Galway Bay fm newsroom – An Taisce has argued that building the proposed new building for Galway Hospice in the south meadows beside Merlin Park Hospital does not represent good planning.
Peter Butler of An Taisce addressed the oral hearing on the project plan at the Connacht Hotel today.
An Taisce submits that building a hospice within the grounds of Merlin Park Hospital would represent better planning having considered the availability of alternative suitable sites.
The group also argues the planning authority should have sought clarification on site selection information from the applicant such as future building projects including the possible replacement of units 5 and 6, and possible alternative sites within the grounds of Merlin Park Hospital.
Mr. Butler stressed that while An Taisce is in full support of enhanced palliative care services in the city and county, it does not agree with the site selected.
Caroline Stanley of The Friends of Merlin Woods questioned the plan for future development at the 6.7 hectare site, when, she argued, only 2.8 hectares is needed.
She urged An Bord Pleanala officials to protect biodiversity in the city and not to set a precedent for destruction.
Opening the hearing submissions, Galway Hospice CEO Mary Nash said the site is ideal as it is adjacent to an acute hospital and provides a quiet space where patients can have peace and tranquillity.
The CEO said a site has been sought since 2010 when an options appraisal was carried out which recommended that the site in Renmore had limitations for expansion.
She said demand for the service is growing rapidly due to the West’s ageing population and the service expansion to care for not just cancer patients but other areas such as MS, COPD, Parkinsons and those with respiratory failure.

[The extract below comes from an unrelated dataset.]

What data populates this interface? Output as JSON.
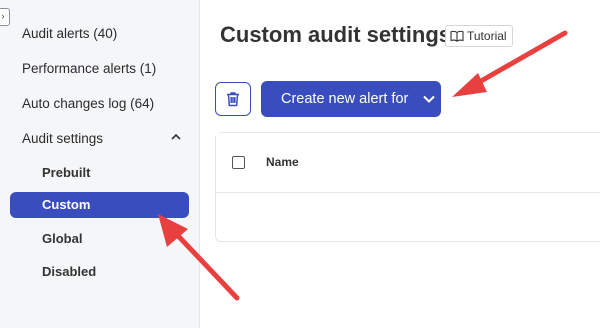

The hearing continues.
We’ll have an extended report from our 0n location reporter Antoinette Giblin on FYI Galway from 5…
City Councillor backs calls from Water Safety Ireland warning about inflatable toys in open water as World Drowning Prevention Day is marked
Galway Bay FM Newsroom – Galway City Councillor Niall McNelis has backed calls by Water Safety Ireland warning the public against using inflatable toys in open water.
Today marks World Drowning Prevention Day and the city councillor said they should never be used at rivers, lakes and beaches.
Lifeguards trained by Water Safety Ireland have also seen an increase in the use of inflatable toys such as air mattresses, boats and inflatable rings.
Both the Irish Coast Guard and Irish Water Safety organisations have called on everybody to redouble their efforts to ensure that basic safety precautions are observed when recreating on or near the water.
Councillor McNelis said that the lead of Clare and Waterford County Councils to ban inflatables from bathing areas should be followed nationally.
1,126 new cases of Covid-19 reported nationally
Galway Bay FM Newsroom – The Department of Health has reported 1,126 new cases of Covid-19 this afternoon.
123 patients are currently being treated in Irish hospitals with the virus in comparison with 105 yesterday.
Of those, 22 are in intensive care units, an increase of one.
The five-day moving average in Ireland has risen to 1,285, compared to 1,101 this day last week.
The 14-day incidence rate per 100,000 of the population now stands at 321, while the seven-day moving average is 1,229.
The head of the HSE says almost 70 percent of the adult population is now fully vaccinated against Covid-19.
Paul Reid says more than 5.5 million doses have been administered so far.
He says over 80 percent of adults have now had at least one dose.
LISTEN: Independent Deputy asks NTA to investigate decision to cancel 20 and x20 bus routes that services towns and villages in East Galway
Galway Bay FM Newsroom – The decision to cancel the existing 20 and x 20 bus routes that services Loughrea has been criticised by independent deputy Sean Canney.
Bus Éireann said that the decision was taken to safeguard the viability of the 14 remaining routes following significant losses in 2020 and projected continuing losses over the next three years.
The route also services Craughwell, Aughrim and Ballinasloe.
Deputy Canney this morning has voiced his opposition to this decision saying that it was a total contradiction of Government policy to provide public transport as a means of reducing the number of cars on our roads.
He added that it was a further insult to rural people and denies them access to public transport.
Speaking to Galway Bay FM News, Deputy Canney said the government should take control of this issue and has also asked the NTA to investigate this decision.